Mike Lehmann, emeritus professor of economics at the University of San Francisco, said he thinks massive tax cuts for individuals, coupled with a massive increase in federal expenditures to create jobs, would stimulate overall consumption. "If you look at it as a serious emergency, we might be willing to increase the deficit," he said. "In one fell swoop we already increased the deficit by $700 billion, although there's a chance some of that will get repaid."
Both Dean Baker and Mike Lehmann might well be referring to something like Proposition 1A, which would help create exactly that kind of stimulus. 160,000 construction jobs is nothing to sneeze at in a state facing 7.7% unemployment and desperately in need of an economic boost.
HSR deniers never speak of these issues.
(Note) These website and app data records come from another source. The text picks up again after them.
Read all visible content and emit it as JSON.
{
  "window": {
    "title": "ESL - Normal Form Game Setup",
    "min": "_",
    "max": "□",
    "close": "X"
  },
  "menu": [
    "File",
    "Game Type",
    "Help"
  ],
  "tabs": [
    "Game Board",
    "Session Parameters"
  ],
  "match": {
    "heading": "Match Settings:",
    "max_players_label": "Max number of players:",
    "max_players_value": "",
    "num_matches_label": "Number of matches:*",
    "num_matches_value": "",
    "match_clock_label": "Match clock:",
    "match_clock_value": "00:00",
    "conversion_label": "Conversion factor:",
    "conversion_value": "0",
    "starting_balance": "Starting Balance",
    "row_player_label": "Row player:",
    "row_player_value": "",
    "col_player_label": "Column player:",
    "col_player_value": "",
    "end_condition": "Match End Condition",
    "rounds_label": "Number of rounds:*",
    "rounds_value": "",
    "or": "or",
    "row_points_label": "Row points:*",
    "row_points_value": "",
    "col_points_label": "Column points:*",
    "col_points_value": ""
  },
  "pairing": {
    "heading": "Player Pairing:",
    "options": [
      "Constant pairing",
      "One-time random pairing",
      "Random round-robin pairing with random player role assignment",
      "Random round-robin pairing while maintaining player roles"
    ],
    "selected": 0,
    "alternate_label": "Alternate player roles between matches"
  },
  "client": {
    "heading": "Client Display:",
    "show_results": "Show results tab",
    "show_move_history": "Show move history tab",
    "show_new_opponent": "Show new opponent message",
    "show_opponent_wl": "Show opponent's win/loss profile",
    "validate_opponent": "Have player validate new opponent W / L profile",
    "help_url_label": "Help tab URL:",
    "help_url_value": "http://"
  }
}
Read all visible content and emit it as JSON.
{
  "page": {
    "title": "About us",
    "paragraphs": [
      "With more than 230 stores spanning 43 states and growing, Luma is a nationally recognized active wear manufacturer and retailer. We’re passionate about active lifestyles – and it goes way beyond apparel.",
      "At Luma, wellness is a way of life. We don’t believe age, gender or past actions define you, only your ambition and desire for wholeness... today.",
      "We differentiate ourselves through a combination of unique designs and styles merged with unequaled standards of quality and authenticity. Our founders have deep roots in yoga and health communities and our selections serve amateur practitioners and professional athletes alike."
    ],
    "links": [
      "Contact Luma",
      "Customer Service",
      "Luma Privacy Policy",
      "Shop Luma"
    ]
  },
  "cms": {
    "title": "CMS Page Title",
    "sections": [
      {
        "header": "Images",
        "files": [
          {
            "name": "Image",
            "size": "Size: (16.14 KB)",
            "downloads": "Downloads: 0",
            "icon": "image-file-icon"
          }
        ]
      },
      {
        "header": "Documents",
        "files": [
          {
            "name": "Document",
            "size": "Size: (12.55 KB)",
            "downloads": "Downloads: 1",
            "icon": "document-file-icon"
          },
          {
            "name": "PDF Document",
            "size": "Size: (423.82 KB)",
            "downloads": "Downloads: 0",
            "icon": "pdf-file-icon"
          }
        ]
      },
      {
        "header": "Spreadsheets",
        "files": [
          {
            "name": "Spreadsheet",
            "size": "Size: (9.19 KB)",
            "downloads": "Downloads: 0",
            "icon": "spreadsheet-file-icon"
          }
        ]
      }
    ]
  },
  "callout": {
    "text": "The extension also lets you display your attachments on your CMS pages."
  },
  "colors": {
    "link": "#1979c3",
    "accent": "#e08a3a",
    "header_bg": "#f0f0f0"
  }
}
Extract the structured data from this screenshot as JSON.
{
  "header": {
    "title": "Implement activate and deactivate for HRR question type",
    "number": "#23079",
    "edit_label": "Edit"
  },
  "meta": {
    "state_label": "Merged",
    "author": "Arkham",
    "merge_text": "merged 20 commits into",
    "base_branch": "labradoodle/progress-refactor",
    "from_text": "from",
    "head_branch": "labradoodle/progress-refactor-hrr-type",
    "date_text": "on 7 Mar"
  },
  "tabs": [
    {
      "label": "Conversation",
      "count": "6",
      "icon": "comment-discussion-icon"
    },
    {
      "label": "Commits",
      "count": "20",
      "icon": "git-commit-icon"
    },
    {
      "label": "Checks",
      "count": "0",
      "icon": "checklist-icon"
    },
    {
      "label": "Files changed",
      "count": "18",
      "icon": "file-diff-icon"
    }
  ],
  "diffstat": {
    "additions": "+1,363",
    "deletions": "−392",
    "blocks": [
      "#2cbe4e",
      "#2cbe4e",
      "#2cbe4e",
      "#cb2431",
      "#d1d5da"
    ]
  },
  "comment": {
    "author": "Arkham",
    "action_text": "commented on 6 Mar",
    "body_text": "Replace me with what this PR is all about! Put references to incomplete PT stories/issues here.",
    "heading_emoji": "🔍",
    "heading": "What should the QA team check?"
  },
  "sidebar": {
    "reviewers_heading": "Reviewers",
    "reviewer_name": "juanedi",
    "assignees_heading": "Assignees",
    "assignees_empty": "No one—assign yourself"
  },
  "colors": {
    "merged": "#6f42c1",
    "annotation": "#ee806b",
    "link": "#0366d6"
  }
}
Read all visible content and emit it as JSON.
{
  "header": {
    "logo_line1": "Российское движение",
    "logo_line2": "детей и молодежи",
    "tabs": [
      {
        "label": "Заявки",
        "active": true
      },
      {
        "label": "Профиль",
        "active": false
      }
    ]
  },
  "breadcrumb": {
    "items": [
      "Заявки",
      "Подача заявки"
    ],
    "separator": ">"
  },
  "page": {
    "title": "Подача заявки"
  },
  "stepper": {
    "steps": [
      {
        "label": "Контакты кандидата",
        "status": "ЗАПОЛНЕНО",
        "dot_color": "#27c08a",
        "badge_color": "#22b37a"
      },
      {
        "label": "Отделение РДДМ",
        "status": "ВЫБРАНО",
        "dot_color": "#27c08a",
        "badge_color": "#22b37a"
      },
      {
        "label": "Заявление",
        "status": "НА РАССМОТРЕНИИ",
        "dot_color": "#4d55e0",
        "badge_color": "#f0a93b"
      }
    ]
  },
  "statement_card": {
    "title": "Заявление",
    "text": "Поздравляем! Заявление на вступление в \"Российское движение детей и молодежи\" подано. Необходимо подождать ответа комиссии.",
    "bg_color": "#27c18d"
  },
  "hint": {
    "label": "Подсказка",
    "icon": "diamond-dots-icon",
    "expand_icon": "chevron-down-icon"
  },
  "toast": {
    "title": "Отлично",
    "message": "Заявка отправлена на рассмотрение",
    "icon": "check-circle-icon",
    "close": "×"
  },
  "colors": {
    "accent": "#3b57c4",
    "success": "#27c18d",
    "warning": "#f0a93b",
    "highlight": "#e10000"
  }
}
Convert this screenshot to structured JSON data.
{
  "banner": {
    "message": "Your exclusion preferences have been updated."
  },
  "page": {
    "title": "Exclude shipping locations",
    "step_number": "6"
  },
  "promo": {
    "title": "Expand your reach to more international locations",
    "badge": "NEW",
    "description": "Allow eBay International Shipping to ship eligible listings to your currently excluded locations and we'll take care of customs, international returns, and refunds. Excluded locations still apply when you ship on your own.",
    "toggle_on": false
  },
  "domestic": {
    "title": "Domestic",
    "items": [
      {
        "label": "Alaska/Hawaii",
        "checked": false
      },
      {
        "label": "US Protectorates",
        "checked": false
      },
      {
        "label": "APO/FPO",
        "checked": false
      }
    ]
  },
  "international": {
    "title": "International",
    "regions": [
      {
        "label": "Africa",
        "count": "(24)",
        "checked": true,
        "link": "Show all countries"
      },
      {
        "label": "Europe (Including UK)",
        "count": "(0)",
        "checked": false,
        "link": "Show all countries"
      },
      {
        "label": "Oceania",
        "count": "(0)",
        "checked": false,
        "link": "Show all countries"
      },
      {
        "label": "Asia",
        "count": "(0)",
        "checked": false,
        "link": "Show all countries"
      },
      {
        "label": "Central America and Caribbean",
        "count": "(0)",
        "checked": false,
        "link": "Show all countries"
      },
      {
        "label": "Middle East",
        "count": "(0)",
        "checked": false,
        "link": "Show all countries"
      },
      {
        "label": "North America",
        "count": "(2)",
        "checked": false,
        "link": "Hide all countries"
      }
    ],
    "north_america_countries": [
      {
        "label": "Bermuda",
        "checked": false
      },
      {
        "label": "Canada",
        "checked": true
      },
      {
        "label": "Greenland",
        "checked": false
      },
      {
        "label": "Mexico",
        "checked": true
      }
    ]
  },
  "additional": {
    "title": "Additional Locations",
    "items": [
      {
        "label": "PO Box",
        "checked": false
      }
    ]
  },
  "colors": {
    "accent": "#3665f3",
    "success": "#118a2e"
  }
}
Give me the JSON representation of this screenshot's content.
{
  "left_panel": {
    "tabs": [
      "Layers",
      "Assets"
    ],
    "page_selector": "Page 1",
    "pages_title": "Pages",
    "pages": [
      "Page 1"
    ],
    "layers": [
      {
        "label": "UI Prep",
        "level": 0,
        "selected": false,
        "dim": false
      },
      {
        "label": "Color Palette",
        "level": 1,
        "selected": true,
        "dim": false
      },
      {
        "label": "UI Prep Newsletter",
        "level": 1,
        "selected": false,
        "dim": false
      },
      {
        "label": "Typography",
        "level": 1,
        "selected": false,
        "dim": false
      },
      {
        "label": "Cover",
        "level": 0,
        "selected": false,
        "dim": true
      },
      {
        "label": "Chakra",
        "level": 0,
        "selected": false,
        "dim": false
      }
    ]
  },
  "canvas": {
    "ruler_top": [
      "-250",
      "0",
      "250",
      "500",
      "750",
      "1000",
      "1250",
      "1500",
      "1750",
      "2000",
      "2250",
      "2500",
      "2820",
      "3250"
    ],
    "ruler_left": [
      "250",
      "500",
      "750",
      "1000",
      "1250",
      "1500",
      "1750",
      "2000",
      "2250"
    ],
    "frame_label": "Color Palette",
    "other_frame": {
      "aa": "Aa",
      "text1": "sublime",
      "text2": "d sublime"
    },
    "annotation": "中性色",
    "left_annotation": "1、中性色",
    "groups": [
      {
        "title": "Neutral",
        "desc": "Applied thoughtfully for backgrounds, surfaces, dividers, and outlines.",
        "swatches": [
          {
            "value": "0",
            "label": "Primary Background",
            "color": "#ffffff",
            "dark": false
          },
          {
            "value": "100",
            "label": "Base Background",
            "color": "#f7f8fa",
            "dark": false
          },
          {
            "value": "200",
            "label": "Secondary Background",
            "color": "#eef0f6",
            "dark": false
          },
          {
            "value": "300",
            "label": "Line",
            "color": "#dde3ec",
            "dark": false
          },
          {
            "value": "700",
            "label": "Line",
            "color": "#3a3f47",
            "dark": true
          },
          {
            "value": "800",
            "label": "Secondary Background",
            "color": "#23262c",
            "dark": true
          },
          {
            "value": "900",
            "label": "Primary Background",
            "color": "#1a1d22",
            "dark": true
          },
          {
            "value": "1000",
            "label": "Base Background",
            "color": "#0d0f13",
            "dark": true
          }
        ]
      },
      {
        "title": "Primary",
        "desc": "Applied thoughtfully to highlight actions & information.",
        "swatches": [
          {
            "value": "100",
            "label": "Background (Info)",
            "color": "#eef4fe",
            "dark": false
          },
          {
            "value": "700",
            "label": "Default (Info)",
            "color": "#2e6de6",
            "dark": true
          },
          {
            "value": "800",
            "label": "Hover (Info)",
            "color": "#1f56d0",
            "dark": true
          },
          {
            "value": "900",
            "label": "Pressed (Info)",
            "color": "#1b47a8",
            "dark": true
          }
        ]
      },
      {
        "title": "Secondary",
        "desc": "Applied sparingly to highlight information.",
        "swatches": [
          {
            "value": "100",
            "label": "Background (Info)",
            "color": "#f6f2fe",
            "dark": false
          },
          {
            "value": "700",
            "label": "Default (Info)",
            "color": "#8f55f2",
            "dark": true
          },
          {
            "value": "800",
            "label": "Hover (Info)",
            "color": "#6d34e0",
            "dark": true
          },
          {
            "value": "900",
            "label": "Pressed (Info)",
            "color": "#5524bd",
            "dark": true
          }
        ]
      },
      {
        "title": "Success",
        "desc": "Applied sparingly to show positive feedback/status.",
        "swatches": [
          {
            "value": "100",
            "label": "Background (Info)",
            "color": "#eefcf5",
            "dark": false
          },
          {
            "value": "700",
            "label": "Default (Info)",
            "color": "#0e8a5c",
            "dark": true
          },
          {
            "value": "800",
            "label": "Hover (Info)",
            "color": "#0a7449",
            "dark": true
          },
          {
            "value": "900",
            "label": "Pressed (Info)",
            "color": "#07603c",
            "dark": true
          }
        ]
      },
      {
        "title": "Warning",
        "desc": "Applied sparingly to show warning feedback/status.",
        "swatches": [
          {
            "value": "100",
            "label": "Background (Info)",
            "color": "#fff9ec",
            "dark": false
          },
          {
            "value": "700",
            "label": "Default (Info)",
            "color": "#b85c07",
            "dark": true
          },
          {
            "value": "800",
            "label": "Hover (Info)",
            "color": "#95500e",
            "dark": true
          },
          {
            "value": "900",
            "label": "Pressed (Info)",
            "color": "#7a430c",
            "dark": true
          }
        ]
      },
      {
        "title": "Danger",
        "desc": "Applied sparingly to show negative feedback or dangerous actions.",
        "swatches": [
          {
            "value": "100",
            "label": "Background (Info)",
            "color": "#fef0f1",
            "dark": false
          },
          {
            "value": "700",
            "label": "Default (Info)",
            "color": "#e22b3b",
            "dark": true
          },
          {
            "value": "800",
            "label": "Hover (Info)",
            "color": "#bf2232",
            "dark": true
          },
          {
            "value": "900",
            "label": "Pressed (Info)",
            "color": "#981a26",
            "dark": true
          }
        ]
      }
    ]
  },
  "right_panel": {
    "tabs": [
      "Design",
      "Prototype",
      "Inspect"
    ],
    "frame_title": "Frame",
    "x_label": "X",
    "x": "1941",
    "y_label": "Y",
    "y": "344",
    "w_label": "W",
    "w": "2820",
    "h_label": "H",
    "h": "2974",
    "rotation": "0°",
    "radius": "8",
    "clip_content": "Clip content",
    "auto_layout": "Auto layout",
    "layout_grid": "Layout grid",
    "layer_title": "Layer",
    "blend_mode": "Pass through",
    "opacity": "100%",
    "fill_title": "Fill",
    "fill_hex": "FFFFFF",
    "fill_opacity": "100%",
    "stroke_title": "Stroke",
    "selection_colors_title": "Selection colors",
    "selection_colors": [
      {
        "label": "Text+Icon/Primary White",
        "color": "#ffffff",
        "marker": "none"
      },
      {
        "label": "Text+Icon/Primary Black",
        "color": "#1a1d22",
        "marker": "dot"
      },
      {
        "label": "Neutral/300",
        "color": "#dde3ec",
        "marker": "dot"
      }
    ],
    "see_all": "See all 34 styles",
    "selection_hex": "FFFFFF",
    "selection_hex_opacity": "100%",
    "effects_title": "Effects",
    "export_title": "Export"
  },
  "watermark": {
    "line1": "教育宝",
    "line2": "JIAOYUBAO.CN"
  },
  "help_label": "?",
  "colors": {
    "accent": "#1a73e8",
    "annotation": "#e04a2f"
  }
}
To them the economic situation merely suggests we should kill HSR and do nothing, even though overdependence on oil is one of the root causes of this crisis. California faced exactly this same situation in the Great Depression, and voters chose to approve bonds for the Golden Gate Bridge and Shasta Dam anyway. Affordable borrowing to build long-term infrastructure that provides for short-term jobs and stimulus needs is exactly what this state needs to get going again. It's a proven solution that can work for us today.